PROBLEM REQUIREMENTS » Search the records for the string "save" and return each line that has it.

[DATA SUPPLIED Boundary: Start]

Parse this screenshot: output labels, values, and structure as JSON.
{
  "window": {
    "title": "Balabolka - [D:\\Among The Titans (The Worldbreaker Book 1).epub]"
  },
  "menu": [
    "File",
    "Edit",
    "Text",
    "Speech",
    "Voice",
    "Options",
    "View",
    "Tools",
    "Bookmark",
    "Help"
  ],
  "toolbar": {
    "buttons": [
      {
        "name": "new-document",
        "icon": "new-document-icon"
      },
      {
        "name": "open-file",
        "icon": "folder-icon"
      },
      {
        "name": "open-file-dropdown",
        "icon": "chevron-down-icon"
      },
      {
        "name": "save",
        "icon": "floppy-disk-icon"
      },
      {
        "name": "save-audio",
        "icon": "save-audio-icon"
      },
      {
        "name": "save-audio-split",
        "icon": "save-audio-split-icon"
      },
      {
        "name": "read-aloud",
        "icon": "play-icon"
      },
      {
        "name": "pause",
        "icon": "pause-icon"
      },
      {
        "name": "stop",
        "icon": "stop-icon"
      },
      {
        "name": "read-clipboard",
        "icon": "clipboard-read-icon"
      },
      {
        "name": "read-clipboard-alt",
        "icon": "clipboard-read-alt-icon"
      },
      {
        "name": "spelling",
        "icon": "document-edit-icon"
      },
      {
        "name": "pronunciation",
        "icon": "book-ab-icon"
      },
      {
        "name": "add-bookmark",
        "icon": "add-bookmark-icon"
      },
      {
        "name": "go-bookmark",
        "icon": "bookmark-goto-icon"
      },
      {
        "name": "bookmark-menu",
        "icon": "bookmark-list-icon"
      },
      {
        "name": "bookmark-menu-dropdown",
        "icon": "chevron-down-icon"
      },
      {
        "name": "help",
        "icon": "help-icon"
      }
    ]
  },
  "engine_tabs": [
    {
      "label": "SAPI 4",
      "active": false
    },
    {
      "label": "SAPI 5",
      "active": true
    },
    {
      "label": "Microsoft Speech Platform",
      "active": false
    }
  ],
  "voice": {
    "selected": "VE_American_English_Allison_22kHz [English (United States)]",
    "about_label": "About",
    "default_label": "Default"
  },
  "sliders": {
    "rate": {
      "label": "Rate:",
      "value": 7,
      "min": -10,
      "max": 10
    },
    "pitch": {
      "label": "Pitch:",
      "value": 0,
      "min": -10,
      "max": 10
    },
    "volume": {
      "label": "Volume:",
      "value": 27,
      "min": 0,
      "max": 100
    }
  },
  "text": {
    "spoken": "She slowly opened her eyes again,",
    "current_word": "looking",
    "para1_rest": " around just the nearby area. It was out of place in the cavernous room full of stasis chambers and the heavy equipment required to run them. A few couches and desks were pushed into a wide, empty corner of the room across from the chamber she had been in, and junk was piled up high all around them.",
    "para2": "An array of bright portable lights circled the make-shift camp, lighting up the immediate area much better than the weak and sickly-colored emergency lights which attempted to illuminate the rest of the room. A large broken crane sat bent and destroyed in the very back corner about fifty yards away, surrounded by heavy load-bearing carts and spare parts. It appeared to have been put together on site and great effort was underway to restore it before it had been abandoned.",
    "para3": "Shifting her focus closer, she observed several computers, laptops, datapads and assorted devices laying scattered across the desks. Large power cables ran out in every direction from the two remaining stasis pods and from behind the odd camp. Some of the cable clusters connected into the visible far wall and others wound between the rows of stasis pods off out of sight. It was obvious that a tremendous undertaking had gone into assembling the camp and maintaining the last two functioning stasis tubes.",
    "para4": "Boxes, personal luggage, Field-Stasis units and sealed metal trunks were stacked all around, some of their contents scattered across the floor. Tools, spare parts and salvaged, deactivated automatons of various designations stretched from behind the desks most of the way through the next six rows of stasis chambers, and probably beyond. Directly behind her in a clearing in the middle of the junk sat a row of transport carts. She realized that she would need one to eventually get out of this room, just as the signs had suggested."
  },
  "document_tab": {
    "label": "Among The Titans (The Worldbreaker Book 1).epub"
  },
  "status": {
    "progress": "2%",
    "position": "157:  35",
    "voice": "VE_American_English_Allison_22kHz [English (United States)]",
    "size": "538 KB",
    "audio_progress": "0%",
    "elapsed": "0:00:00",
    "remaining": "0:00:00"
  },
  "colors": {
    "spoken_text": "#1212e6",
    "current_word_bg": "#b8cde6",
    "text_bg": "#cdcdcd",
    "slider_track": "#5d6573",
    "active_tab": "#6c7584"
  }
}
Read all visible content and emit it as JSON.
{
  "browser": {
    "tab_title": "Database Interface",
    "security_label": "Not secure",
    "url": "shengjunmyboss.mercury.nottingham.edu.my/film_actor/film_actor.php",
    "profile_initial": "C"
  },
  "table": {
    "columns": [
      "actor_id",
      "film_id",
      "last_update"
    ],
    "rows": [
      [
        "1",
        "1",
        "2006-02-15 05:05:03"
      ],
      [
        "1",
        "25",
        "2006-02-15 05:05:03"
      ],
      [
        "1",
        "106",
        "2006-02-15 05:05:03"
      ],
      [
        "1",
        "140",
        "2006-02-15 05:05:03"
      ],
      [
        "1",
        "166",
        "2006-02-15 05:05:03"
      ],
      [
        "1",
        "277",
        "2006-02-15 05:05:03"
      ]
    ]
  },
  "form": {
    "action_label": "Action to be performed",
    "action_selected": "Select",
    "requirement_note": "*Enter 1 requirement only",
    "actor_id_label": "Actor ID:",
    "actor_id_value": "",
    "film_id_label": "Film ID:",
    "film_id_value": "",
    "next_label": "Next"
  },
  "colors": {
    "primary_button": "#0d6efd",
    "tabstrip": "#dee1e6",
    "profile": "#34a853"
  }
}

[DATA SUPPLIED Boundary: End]
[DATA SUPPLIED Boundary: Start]

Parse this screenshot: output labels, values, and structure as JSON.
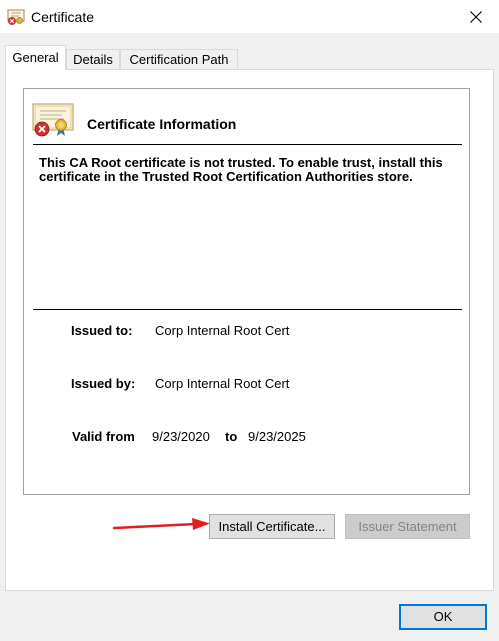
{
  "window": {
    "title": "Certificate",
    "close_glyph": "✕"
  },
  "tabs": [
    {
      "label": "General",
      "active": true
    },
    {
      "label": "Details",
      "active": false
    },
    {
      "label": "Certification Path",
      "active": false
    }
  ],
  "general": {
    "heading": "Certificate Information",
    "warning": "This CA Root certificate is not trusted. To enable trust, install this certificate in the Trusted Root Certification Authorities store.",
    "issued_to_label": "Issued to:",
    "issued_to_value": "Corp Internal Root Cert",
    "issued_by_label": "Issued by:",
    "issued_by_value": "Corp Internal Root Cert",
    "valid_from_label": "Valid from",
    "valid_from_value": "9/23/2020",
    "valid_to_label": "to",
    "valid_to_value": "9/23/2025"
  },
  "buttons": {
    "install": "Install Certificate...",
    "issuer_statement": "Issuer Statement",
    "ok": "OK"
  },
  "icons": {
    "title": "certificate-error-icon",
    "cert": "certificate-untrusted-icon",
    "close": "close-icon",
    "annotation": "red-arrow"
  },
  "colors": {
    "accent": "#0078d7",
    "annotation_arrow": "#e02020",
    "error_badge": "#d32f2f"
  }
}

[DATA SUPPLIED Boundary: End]
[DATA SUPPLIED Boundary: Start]

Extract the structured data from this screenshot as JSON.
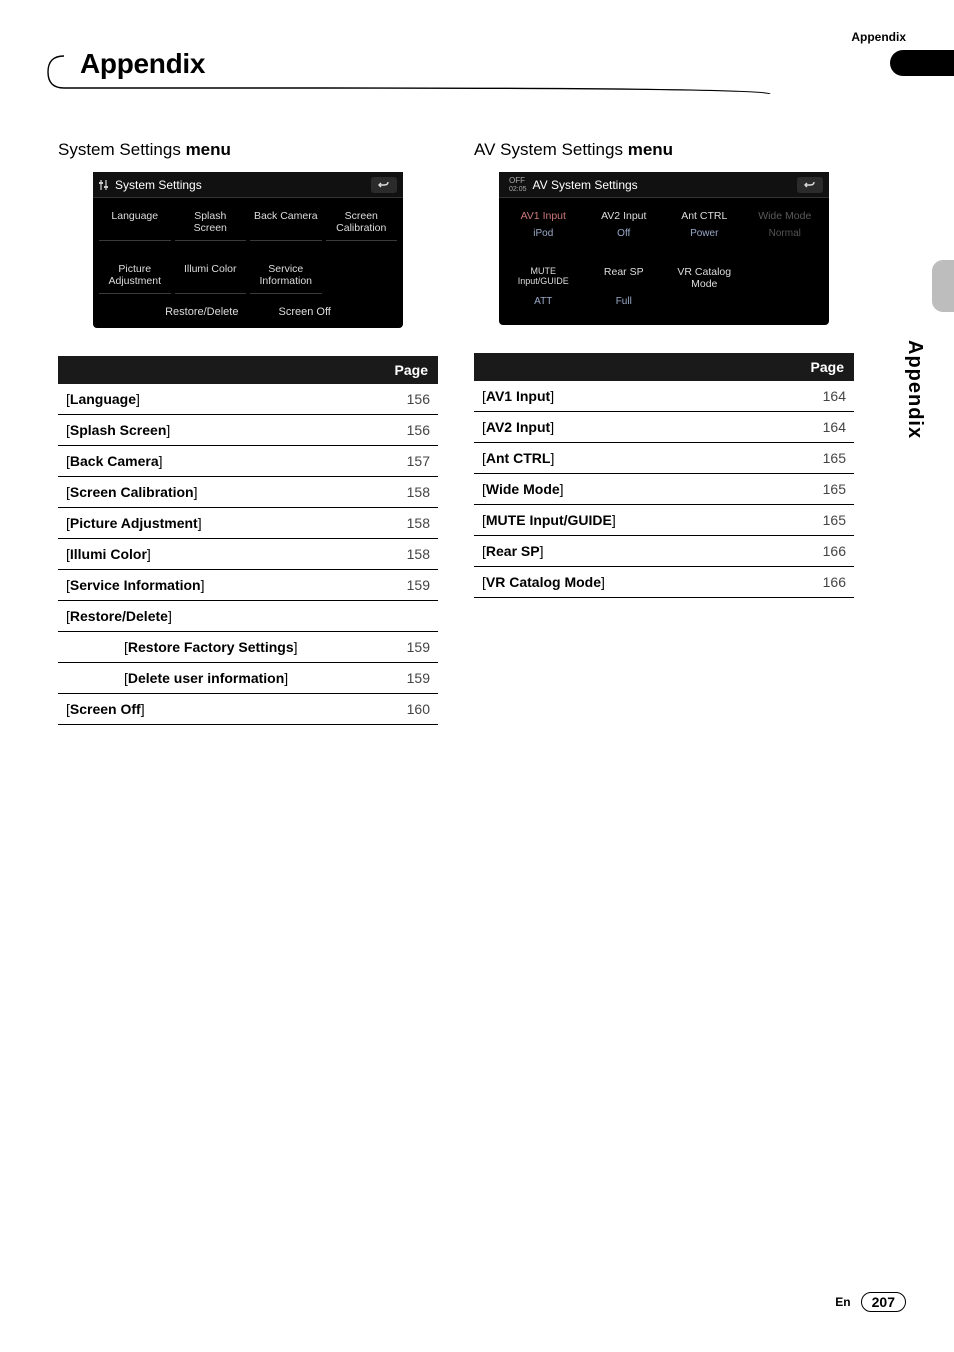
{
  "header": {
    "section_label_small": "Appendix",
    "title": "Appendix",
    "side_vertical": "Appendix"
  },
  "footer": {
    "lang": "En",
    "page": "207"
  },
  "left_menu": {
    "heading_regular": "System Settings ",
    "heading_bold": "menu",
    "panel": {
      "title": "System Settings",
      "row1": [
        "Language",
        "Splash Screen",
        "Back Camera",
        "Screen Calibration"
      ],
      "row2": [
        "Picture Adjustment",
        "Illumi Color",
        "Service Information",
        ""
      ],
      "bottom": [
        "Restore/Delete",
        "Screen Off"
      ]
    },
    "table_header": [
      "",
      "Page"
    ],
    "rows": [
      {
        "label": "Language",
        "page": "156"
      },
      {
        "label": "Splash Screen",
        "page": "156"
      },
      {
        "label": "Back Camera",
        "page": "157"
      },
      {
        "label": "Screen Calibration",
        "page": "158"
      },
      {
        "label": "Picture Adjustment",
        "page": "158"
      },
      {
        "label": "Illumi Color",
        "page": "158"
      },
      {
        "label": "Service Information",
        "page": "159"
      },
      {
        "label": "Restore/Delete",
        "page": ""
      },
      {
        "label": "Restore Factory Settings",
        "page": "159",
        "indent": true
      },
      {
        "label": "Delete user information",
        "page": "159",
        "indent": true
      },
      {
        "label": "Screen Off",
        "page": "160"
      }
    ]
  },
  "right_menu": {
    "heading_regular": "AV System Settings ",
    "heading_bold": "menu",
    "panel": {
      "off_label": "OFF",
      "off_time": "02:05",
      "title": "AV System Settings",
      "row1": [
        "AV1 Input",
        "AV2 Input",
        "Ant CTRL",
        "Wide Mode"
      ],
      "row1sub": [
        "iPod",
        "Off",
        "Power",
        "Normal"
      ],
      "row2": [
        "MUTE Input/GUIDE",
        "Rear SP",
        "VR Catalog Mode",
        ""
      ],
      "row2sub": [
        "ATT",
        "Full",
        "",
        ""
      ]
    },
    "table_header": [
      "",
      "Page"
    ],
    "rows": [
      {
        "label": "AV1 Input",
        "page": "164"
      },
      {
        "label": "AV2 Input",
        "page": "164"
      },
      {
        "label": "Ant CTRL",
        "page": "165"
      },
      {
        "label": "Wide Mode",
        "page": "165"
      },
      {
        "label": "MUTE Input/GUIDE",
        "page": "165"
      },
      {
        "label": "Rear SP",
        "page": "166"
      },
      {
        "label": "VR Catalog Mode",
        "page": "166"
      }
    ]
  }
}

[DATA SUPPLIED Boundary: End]

EXERCISE ANSWER »
        "name": "save",
        "name": "save-audio",
        "icon": "save-audio-icon"
        "name": "save-audio-split",
        "icon": "save-audio-split-icon"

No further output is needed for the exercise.